Expert Answers
sciftw eNotes educator| Certified Educator

Sir Simon's first meeting with Mr. Otis is hilarious.  It's hilarious, because Mr. Otis's response is completely unexpected.  The encounter starts off spooky enough.  It is late at night, and everybody is asleep.  Sir Simon enters the scene, and he is rattling his chains and making all kinds of spooky noises.  Mr. Otis calmly puts on his slippers and grabs some oil.  He steps out into the hall and is confronted face to face with Sir Simon the ghost.  The description is as follows:

Right in front of him he saw, in the wan moonlight, an old man of terrible aspect. His eyes were as red burning coals; long grey hair fell over his shoulders in matted coils; his garments, which were of antique cut, were soiled and ragged, and from his wrists and ankles hung heavy manacles and rusty gyves.

I'd be scared.  Red burning eyes, gross hair, soiled clothes, and manacles.  If that was a real person, I would be scared.  The fact that it is a ghost is even more terrifying.  But the amazing part about the encounter is that Mr. Otis isn't scared.  At all.  He's completely calm.  Perhaps even a bit annoyed.  Mr. Otis simply, and calmly, tells Sir Simon to be quiet, oil up his chains, and let everybody sleep. 

"My dear sir," said Mr. Otis, "I really must insist on your oiling those chains, and have brought you for that purpose a small bottle of the Tammany Rising Sun Lubricator. It is said to be completely efficacious upon one application, and there are several testimonials to that effect on the wrapper from some of our most eminent native divines. I shall leave it here for you by the bedroom candles, and will be happy to supply you with more, should you require it." With these words the United States Minister laid the bottle down on a marble table, and, closing his door, retired to rest.

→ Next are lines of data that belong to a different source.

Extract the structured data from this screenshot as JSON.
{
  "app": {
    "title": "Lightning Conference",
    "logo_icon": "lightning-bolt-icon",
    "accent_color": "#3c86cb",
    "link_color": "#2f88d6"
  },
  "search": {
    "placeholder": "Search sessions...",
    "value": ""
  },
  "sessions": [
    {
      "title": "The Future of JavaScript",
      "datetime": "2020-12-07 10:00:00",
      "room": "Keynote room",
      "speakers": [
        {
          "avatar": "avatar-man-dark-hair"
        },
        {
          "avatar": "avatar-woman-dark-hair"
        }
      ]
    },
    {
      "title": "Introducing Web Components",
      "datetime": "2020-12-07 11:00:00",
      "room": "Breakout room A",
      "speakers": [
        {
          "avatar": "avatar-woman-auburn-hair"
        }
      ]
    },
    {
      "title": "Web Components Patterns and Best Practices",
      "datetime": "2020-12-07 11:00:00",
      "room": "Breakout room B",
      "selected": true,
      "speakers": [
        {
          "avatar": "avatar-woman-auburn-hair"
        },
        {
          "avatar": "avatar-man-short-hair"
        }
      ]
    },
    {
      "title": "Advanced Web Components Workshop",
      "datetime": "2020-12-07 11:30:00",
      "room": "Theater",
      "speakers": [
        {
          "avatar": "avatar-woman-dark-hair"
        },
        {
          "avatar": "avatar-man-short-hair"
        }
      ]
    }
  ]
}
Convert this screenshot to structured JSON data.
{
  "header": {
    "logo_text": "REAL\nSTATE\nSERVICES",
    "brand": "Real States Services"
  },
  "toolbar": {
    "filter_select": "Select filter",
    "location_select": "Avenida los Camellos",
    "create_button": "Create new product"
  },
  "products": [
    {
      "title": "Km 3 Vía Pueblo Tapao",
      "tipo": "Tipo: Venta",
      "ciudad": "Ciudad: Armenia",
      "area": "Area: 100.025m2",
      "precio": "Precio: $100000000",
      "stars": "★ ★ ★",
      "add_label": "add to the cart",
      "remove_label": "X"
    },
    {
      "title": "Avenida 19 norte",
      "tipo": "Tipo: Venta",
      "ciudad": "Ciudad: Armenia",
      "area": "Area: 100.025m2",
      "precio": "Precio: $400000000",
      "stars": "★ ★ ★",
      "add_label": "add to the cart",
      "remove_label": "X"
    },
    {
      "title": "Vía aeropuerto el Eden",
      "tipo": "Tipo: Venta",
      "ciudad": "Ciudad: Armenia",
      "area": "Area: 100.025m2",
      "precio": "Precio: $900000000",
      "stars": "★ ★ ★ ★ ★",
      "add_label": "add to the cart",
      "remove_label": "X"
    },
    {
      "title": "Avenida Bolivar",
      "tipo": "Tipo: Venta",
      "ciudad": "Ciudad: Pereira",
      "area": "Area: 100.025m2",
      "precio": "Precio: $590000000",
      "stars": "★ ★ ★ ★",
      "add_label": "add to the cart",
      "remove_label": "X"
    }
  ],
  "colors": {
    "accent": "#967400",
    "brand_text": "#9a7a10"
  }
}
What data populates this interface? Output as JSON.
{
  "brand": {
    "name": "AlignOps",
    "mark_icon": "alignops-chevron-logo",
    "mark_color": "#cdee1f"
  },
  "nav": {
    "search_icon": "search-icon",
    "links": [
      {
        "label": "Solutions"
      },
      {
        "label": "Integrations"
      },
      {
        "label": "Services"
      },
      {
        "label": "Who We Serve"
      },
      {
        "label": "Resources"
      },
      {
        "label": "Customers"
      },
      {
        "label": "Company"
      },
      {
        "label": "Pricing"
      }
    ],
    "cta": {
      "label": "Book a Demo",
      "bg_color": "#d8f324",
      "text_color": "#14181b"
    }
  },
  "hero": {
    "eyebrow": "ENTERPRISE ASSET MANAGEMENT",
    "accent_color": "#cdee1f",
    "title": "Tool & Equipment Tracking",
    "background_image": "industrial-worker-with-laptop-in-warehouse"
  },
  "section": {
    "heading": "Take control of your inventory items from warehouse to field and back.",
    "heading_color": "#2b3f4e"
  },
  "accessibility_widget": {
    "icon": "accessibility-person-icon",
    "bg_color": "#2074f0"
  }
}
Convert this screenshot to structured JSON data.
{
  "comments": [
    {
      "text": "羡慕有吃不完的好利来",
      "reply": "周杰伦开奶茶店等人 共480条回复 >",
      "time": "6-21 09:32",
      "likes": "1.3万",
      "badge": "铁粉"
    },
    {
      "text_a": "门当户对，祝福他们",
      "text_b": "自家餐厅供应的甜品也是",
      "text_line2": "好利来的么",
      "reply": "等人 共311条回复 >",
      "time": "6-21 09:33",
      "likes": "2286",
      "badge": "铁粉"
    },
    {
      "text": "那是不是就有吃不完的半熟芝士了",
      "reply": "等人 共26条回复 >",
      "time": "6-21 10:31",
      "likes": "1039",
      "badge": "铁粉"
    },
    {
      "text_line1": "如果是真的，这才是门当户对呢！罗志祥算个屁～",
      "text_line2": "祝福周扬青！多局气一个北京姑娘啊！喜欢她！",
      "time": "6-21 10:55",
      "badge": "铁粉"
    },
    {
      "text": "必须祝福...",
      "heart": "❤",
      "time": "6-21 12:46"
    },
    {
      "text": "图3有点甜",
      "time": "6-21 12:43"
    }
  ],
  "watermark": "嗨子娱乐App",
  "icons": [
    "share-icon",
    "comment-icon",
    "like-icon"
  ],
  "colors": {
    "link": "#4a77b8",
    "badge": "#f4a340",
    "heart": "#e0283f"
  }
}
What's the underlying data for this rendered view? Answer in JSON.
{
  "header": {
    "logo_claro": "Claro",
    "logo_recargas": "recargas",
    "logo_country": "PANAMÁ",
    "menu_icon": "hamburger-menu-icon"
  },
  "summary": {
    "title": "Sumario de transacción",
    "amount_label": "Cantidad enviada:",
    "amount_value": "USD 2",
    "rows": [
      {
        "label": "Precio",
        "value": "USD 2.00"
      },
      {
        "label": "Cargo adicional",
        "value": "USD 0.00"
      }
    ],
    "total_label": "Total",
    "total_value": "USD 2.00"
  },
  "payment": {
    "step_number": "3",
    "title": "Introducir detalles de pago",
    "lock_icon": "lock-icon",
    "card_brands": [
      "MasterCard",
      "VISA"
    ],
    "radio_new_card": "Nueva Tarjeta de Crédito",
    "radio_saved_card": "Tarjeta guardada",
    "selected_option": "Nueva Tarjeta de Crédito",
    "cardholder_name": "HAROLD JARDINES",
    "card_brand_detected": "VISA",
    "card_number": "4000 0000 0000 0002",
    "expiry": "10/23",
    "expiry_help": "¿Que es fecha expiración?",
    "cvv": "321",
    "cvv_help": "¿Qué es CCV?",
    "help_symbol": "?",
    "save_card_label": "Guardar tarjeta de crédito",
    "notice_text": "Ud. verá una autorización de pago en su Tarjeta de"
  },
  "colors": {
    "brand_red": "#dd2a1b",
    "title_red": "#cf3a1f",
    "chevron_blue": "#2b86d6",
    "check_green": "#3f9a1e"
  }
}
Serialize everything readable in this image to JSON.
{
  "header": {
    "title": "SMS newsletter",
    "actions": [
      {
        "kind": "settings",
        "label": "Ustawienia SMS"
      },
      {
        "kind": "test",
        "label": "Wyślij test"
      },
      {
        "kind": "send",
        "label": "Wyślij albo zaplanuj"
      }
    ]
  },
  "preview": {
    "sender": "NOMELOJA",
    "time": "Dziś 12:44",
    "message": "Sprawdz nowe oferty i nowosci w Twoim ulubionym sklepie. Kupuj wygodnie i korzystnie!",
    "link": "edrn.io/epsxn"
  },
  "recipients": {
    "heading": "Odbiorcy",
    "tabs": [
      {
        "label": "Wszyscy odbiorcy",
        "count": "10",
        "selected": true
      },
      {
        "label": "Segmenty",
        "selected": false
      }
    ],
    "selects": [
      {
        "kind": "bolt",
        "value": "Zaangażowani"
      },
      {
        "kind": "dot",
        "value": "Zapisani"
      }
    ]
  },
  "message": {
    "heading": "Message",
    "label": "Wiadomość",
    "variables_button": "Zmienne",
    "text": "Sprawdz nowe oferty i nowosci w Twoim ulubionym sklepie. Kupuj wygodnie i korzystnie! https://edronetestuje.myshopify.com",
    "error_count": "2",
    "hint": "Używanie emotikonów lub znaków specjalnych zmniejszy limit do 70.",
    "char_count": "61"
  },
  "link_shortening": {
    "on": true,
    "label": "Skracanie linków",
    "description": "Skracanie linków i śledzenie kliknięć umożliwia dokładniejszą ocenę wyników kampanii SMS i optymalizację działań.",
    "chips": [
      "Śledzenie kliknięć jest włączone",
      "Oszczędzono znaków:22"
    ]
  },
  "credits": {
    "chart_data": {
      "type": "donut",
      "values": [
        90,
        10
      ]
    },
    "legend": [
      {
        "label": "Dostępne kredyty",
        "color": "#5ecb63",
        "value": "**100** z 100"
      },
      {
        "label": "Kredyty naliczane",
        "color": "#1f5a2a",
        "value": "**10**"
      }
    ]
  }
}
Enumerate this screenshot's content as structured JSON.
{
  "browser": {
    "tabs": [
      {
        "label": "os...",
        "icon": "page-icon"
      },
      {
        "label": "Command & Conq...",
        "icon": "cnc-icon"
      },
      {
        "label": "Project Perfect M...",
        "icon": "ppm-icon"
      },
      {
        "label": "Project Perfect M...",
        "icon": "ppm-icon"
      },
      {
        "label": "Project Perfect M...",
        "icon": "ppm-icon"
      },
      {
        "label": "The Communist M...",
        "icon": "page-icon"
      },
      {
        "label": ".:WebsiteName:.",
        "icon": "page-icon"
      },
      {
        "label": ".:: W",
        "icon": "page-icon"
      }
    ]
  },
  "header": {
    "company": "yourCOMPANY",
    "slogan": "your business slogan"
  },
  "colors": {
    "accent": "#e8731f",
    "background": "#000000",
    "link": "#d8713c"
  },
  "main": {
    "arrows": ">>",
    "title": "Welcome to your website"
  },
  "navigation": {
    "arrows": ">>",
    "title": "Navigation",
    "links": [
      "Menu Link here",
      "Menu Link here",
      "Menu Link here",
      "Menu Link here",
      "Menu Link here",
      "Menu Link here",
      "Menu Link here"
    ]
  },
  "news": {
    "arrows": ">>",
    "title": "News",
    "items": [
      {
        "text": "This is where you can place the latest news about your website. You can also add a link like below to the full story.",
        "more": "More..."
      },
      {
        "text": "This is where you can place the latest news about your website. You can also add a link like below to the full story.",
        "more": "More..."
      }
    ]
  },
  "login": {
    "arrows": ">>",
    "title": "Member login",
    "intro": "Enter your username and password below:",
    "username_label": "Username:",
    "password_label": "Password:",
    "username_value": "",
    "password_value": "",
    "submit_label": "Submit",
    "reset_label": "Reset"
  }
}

Read the study guide:
The Canterville Ghost

Access hundreds of thousands of answers with a free trial.

Start Free Trial
Ask a Question